# TASK GOAL
For the entries that follow, report how many lines include the word "progress" and add nothing.

# DATASET CONTENT
⁂

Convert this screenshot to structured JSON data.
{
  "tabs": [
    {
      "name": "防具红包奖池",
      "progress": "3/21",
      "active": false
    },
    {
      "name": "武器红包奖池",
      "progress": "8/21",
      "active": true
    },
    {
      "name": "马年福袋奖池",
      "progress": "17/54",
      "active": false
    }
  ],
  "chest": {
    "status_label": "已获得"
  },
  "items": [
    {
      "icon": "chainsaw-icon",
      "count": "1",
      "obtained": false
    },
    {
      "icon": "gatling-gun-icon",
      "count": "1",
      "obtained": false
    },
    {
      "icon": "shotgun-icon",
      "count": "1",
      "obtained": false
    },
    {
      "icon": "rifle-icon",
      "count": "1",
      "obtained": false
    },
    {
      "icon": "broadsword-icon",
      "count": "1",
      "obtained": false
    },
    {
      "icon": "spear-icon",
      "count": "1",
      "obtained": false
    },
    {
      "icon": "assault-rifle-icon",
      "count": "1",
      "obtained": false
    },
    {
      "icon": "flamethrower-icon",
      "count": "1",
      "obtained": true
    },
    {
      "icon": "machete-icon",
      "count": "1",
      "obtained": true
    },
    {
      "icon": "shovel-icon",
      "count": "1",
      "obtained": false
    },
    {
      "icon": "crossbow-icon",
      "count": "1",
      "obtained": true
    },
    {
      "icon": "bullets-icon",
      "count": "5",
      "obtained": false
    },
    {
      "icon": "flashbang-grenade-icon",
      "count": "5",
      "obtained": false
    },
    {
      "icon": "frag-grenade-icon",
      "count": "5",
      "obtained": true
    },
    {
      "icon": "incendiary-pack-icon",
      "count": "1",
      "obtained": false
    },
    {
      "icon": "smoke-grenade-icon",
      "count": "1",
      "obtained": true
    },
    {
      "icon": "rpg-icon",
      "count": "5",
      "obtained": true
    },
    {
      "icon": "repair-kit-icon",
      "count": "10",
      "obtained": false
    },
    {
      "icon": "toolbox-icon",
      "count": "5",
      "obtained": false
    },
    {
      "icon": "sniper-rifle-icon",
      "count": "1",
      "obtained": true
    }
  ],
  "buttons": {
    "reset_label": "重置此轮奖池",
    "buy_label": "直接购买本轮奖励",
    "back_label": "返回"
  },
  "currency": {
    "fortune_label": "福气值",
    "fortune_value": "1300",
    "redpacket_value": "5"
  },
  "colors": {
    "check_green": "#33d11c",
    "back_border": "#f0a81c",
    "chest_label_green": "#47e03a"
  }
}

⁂

# EXERCISE ANSWER
3